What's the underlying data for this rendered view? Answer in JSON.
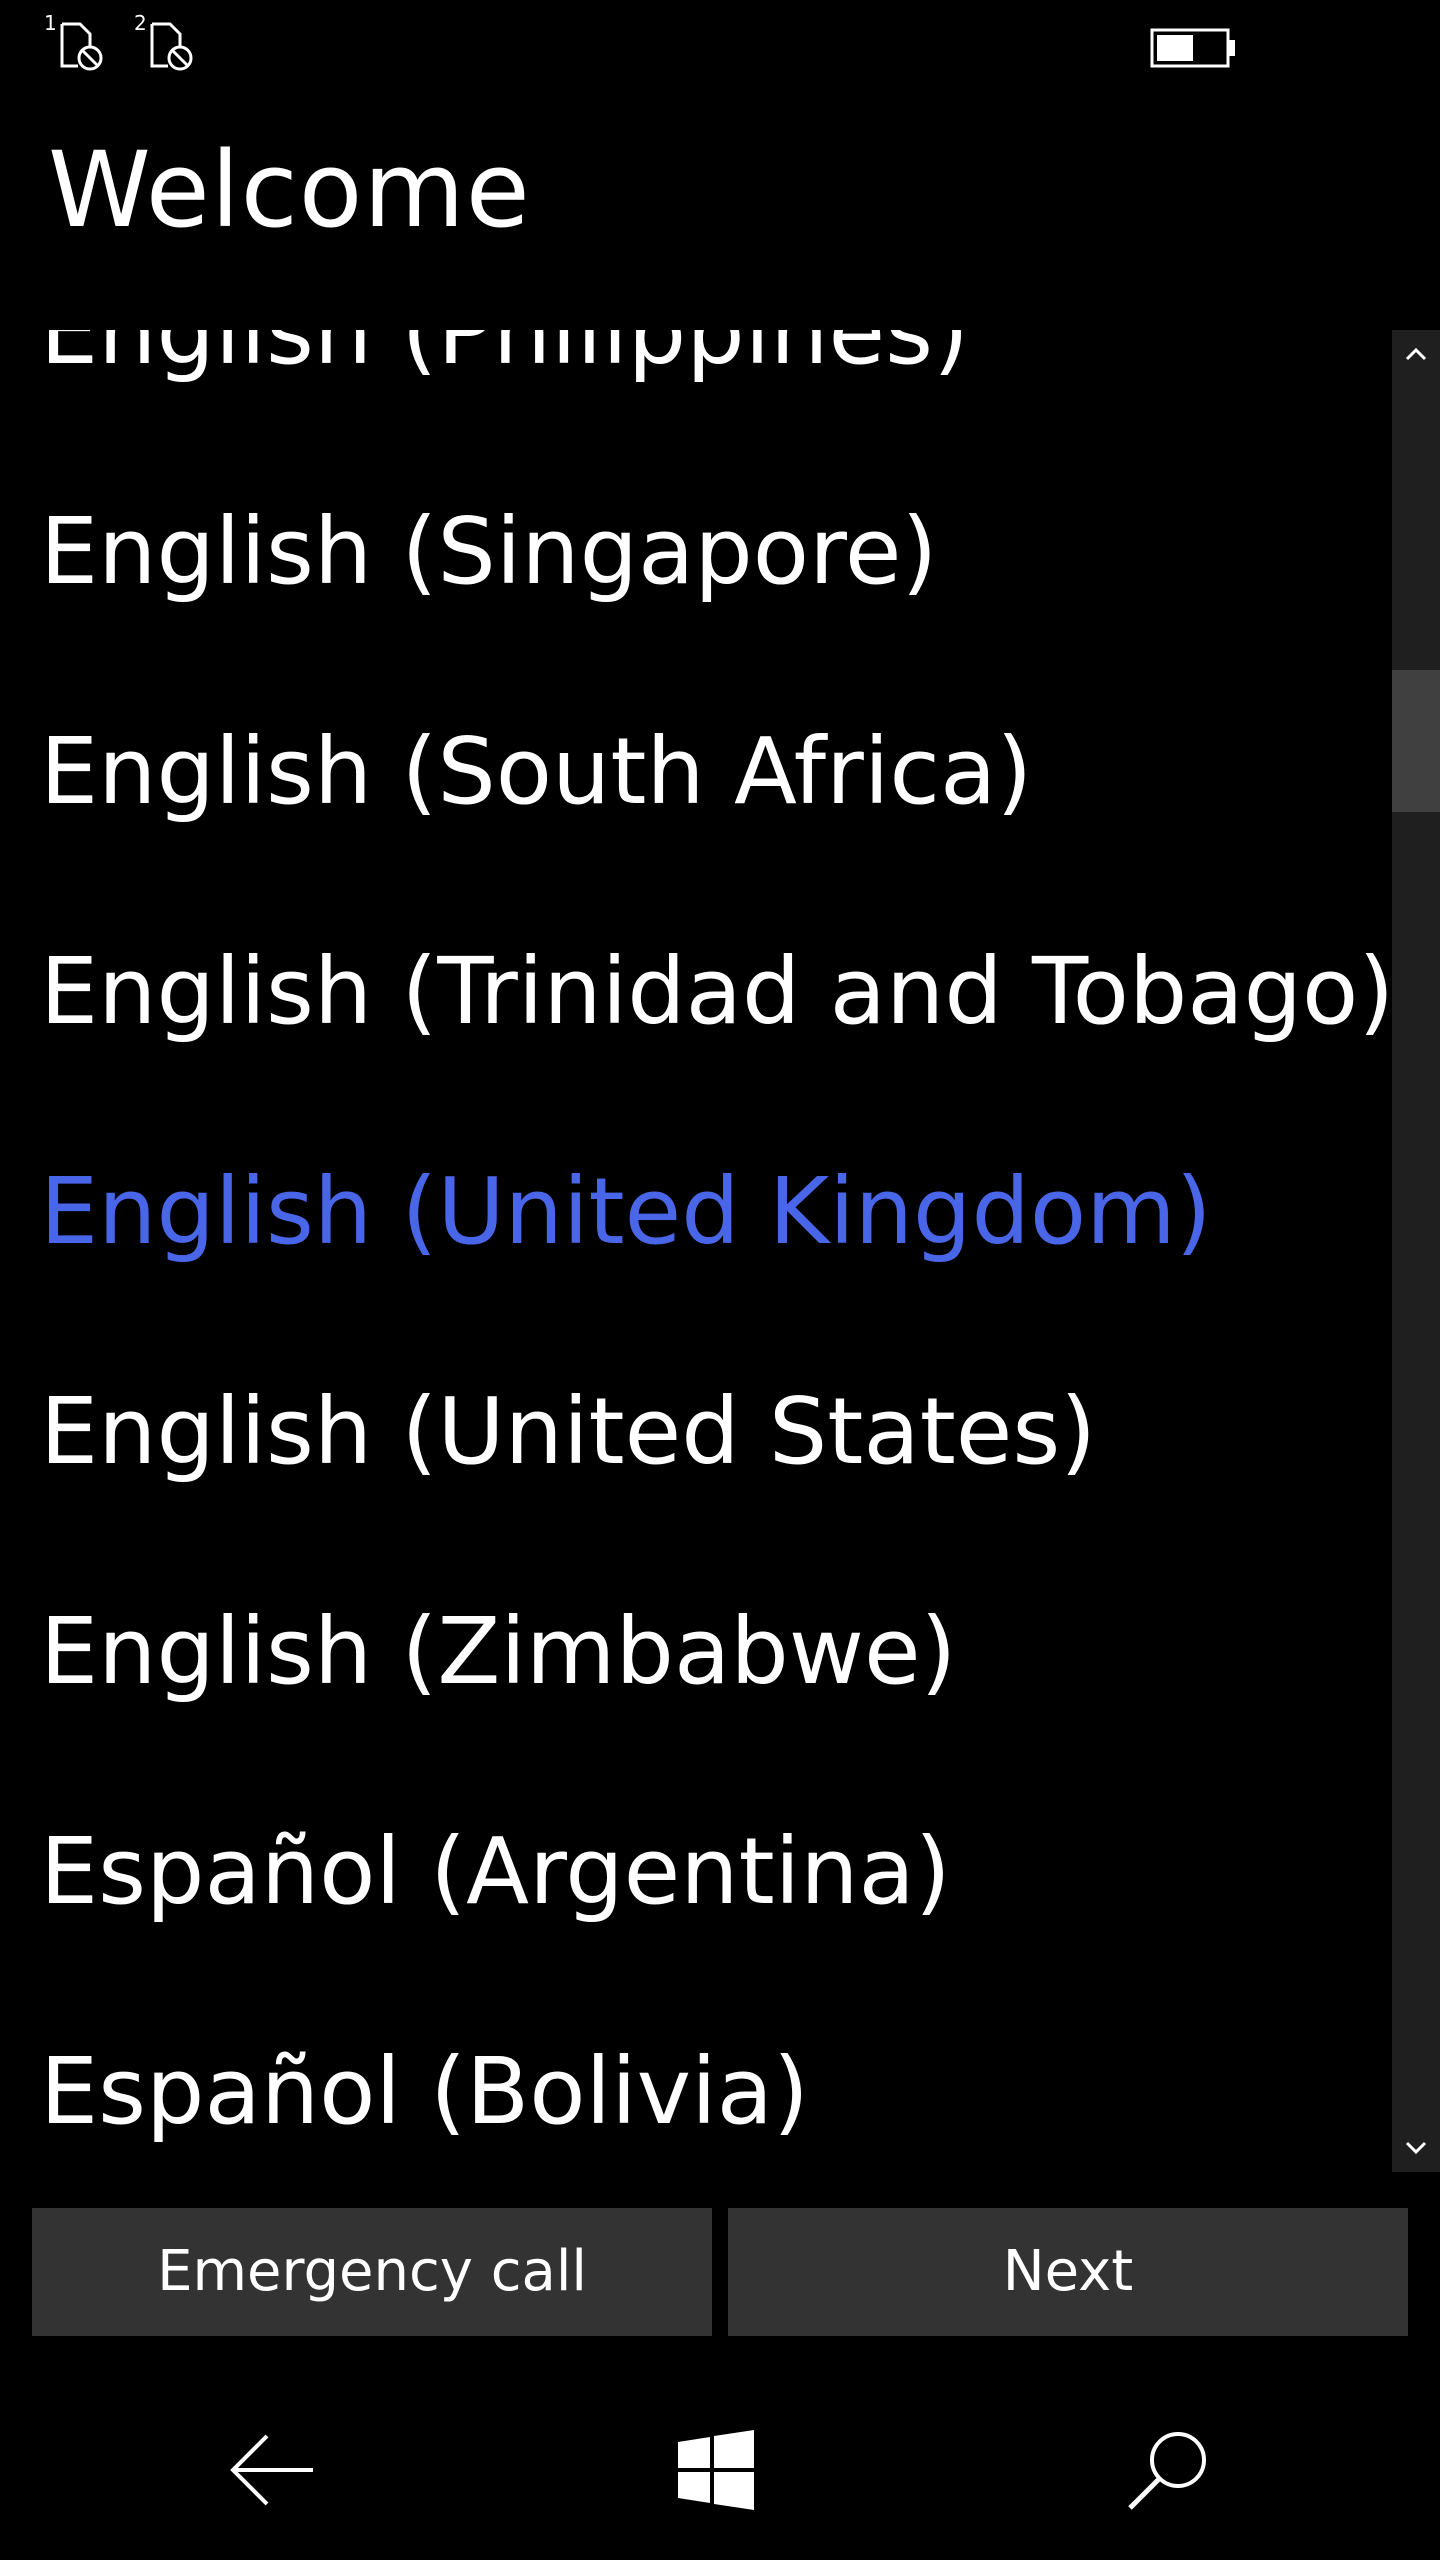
{
  "status_bar": {
    "sim1_label": "1",
    "sim2_label": "2",
    "icons": [
      "sim1-no-service-icon",
      "sim2-no-service-icon",
      "battery-icon"
    ],
    "battery_level": 0.55
  },
  "header": {
    "title": "Welcome"
  },
  "language_list": {
    "items": [
      "English (Philippines)",
      "English (Singapore)",
      "English (South Africa)",
      "English (Trinidad and Tobago)",
      "English (United Kingdom)",
      "English (United States)",
      "English (Zimbabwe)",
      "Español (Argentina)",
      "Español (Bolivia)"
    ],
    "selected": "English (United Kingdom)",
    "selected_color": "#4a66e8"
  },
  "buttons": {
    "emergency_label": "Emergency call",
    "next_label": "Next"
  },
  "nav_bar": {
    "icons": [
      "back-arrow-icon",
      "windows-start-icon",
      "search-icon"
    ]
  },
  "colors": {
    "background": "#000000",
    "button_bg": "#333333",
    "scrollbar_track": "#1f1f1f",
    "scrollbar_thumb": "#404040",
    "accent": "#4a66e8"
  }
}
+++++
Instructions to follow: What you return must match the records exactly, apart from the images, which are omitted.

Task response:
What's the underlying data for this rendered view? Answer in JSON.
{
  "status_bar": {
    "sim1_label": "1",
    "sim2_label": "2",
    "icons": [
      "sim1-no-service-icon",
      "sim2-no-service-icon",
      "battery-icon"
    ],
    "battery_level": 0.55
  },
  "header": {
    "title": "Welcome"
  },
  "language_list": {
    "items": [
      "English (Philippines)",
      "English (Singapore)",
      "English (South Africa)",
      "English (Trinidad and Tobago)",
      "English (United Kingdom)",
      "English (United States)",
      "English (Zimbabwe)",
      "Español (Argentina)",
      "Español (Bolivia)"
    ],
    "selected": "English (United Kingdom)",
    "selected_color": "#4a66e8"
  },
  "buttons": {
    "emergency_label": "Emergency call",
    "next_label": "Next"
  },
  "nav_bar": {
    "icons": [
      "back-arrow-icon",
      "windows-start-icon",
      "search-icon"
    ]
  },
  "colors": {
    "background": "#000000",
    "button_bg": "#333333",
    "scrollbar_track": "#1f1f1f",
    "scrollbar_thumb": "#404040",
    "accent": "#4a66e8"
  }
}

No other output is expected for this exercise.